Verdi also filed a lawsuit against a decision by regional authorities to allow Amazon staff in two German cities to work this Sunday as the mail-order group steps up efforts to deliver orders to customers before the Christmas holiday.
Industrial action this week had already been extended until Saturday in four of Amazon's nine distribution centres in Germany and until December24 at one warehouse.
More than 2,400 workers took part in walkouts on Friday, Verdi said.
The union has organised frequent strikes at Amazon in Germany since May 2013 as it seeks to force the retailer to raise pay for warehouse workers in accordance with collective bargaining agreements across Germany's mail order and retail industry.
Verdi said that the lawsuit filed against Amazon meant that the authorities' approval of the group putting its employees to work this Sunday was effectively void.
"As the Federal Administrative Court only recently stated, work on Sunday has to be reserved for strictly exceptional cases, which we do not see in the case of Amazon," Verdi board member Stefanie Nutzenberger said in an emailed statement.

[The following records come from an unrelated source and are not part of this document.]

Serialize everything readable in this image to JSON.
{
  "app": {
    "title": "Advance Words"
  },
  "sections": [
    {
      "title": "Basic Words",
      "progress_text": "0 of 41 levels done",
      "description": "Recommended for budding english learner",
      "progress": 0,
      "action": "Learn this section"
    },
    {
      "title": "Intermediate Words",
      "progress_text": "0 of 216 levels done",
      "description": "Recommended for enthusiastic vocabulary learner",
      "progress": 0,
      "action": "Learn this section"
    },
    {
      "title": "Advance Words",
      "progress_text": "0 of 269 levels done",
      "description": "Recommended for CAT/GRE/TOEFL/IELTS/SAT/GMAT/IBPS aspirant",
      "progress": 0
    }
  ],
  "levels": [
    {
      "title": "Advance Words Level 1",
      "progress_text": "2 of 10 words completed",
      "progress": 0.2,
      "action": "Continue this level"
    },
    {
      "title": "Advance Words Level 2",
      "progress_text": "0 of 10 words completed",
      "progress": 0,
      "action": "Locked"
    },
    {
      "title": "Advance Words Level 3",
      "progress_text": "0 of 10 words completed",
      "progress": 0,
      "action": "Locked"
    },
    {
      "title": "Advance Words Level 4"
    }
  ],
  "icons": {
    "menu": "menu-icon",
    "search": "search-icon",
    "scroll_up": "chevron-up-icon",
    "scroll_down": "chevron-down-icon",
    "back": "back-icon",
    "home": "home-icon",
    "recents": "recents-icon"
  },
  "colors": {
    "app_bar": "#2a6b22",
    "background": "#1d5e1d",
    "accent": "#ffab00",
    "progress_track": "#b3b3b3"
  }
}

Amazon, which was not immediately available for comment, has repeatedly rejected the union's demands, saying it regards warehouse staff as logistics workers and that they receive above-average pay by the standards of that industry.
The U.S. company employs almost 10,000 regular staff at its warehouses in Germany, its second-biggest market behind the United States, as well as more than 10,000 seasonal workers. It can also draw on 19 other warehouses across Europe.
Amazon said on Wednesday that its deliveries had not been delayed by industrial action so far and that it had even extended to midday on December 22 the order deadline for gifts to reach customers in time for December 24 by normal delivery.
© Thomson Reuters 2014